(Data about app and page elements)
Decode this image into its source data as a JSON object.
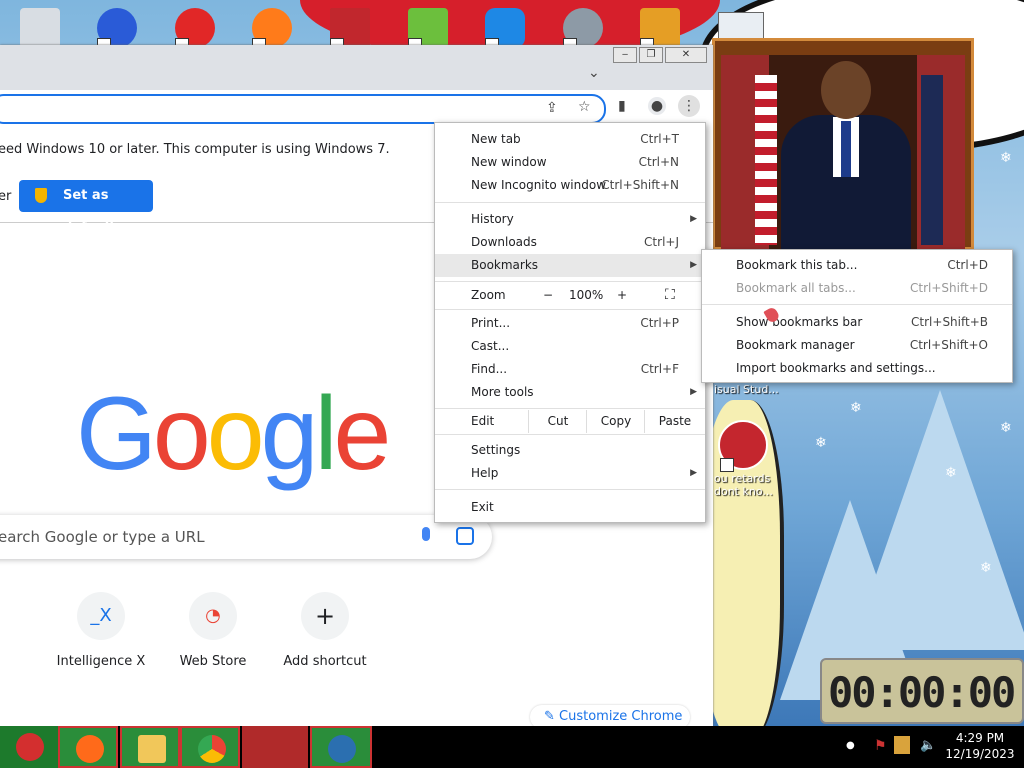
{
  "desktop": {
    "icons_top": [
      "Recycle Bin",
      "2",
      "Red ball",
      "Firefox",
      "Gate",
      "Notepad",
      "Remote",
      "Shark",
      "Game"
    ],
    "icon_labels": [
      "isual Stud...",
      "ou retards dont kno..."
    ]
  },
  "timer": {
    "display": "00:00:00"
  },
  "chrome": {
    "window_controls": {
      "minimize": "‒",
      "restore": "❐",
      "close": "✕"
    },
    "infobar": {
      "message": "eed Windows 10 or later. This computer is using Windows 7.",
      "left_fragment": "er",
      "set_default_label": "Set as default"
    },
    "logo": [
      "G",
      "o",
      "o",
      "g",
      "l",
      "e"
    ],
    "search_placeholder": "earch Google or type a URL",
    "shortcuts": [
      {
        "label": "Intelligence X",
        "glyph": "_X"
      },
      {
        "label": "Web Store",
        "glyph": "◔"
      },
      {
        "label": "Add shortcut",
        "glyph": "+"
      }
    ],
    "customize_label": "Customize Chrome"
  },
  "menu": {
    "new_tab": {
      "label": "New tab",
      "shortcut": "Ctrl+T"
    },
    "new_window": {
      "label": "New window",
      "shortcut": "Ctrl+N"
    },
    "new_incognito": {
      "label": "New Incognito window",
      "shortcut": "Ctrl+Shift+N"
    },
    "history": {
      "label": "History"
    },
    "downloads": {
      "label": "Downloads",
      "shortcut": "Ctrl+J"
    },
    "bookmarks": {
      "label": "Bookmarks"
    },
    "zoom": {
      "label": "Zoom",
      "minus": "−",
      "value": "100%",
      "plus": "+"
    },
    "print": {
      "label": "Print...",
      "shortcut": "Ctrl+P"
    },
    "cast": {
      "label": "Cast..."
    },
    "find": {
      "label": "Find...",
      "shortcut": "Ctrl+F"
    },
    "more_tools": {
      "label": "More tools"
    },
    "edit": {
      "label": "Edit",
      "cut": "Cut",
      "copy": "Copy",
      "paste": "Paste"
    },
    "settings": {
      "label": "Settings"
    },
    "help": {
      "label": "Help"
    },
    "exit": {
      "label": "Exit"
    }
  },
  "bookmarks_submenu": [
    {
      "label": "Bookmark this tab...",
      "shortcut": "Ctrl+D",
      "disabled": false
    },
    {
      "label": "Bookmark all tabs...",
      "shortcut": "Ctrl+Shift+D",
      "disabled": true
    },
    {
      "label": "Show bookmarks bar",
      "shortcut": "Ctrl+Shift+B",
      "disabled": false
    },
    {
      "label": "Bookmark manager",
      "shortcut": "Ctrl+Shift+O",
      "disabled": false
    },
    {
      "label": "Import bookmarks and settings...",
      "shortcut": "",
      "disabled": false
    }
  ],
  "taskbar": {
    "apps": [
      "Start",
      "Firefox",
      "File Explorer",
      "Chrome",
      "App",
      "Globe"
    ],
    "clock_time": "4:29 PM",
    "clock_date": "12/19/2023"
  },
  "colors": {
    "accent": "#1a73e8",
    "g_blue": "#4285f4",
    "g_red": "#ea4335",
    "g_yellow": "#fbbc05",
    "g_green": "#34a853"
  }
}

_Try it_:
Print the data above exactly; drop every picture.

_Solution to the problem_:
Decode this image into its source data as a JSON object.
{
  "desktop": {
    "icons_top": [
      "Recycle Bin",
      "2",
      "Red ball",
      "Firefox",
      "Gate",
      "Notepad",
      "Remote",
      "Shark",
      "Game"
    ],
    "icon_labels": [
      "isual Stud...",
      "ou retards dont kno..."
    ]
  },
  "timer": {
    "display": "00:00:00"
  },
  "chrome": {
    "window_controls": {
      "minimize": "‒",
      "restore": "❐",
      "close": "✕"
    },
    "infobar": {
      "message": "eed Windows 10 or later. This computer is using Windows 7.",
      "left_fragment": "er",
      "set_default_label": "Set as default"
    },
    "logo": [
      "G",
      "o",
      "o",
      "g",
      "l",
      "e"
    ],
    "search_placeholder": "earch Google or type a URL",
    "shortcuts": [
      {
        "label": "Intelligence X",
        "glyph": "_X"
      },
      {
        "label": "Web Store",
        "glyph": "◔"
      },
      {
        "label": "Add shortcut",
        "glyph": "+"
      }
    ],
    "customize_label": "Customize Chrome"
  },
  "menu": {
    "new_tab": {
      "label": "New tab",
      "shortcut": "Ctrl+T"
    },
    "new_window": {
      "label": "New window",
      "shortcut": "Ctrl+N"
    },
    "new_incognito": {
      "label": "New Incognito window",
      "shortcut": "Ctrl+Shift+N"
    },
    "history": {
      "label": "History"
    },
    "downloads": {
      "label": "Downloads",
      "shortcut": "Ctrl+J"
    },
    "bookmarks": {
      "label": "Bookmarks"
    },
    "zoom": {
      "label": "Zoom",
      "minus": "−",
      "value": "100%",
      "plus": "+"
    },
    "print": {
      "label": "Print...",
      "shortcut": "Ctrl+P"
    },
    "cast": {
      "label": "Cast..."
    },
    "find": {
      "label": "Find...",
      "shortcut": "Ctrl+F"
    },
    "more_tools": {
      "label": "More tools"
    },
    "edit": {
      "label": "Edit",
      "cut": "Cut",
      "copy": "Copy",
      "paste": "Paste"
    },
    "settings": {
      "label": "Settings"
    },
    "help": {
      "label": "Help"
    },
    "exit": {
      "label": "Exit"
    }
  },
  "bookmarks_submenu": [
    {
      "label": "Bookmark this tab...",
      "shortcut": "Ctrl+D",
      "disabled": false
    },
    {
      "label": "Bookmark all tabs...",
      "shortcut": "Ctrl+Shift+D",
      "disabled": true
    },
    {
      "label": "Show bookmarks bar",
      "shortcut": "Ctrl+Shift+B",
      "disabled": false
    },
    {
      "label": "Bookmark manager",
      "shortcut": "Ctrl+Shift+O",
      "disabled": false
    },
    {
      "label": "Import bookmarks and settings...",
      "shortcut": "",
      "disabled": false
    }
  ],
  "taskbar": {
    "apps": [
      "Start",
      "Firefox",
      "File Explorer",
      "Chrome",
      "App",
      "Globe"
    ],
    "clock_time": "4:29 PM",
    "clock_date": "12/19/2023"
  },
  "colors": {
    "accent": "#1a73e8",
    "g_blue": "#4285f4",
    "g_red": "#ea4335",
    "g_yellow": "#fbbc05",
    "g_green": "#34a853"
  }
}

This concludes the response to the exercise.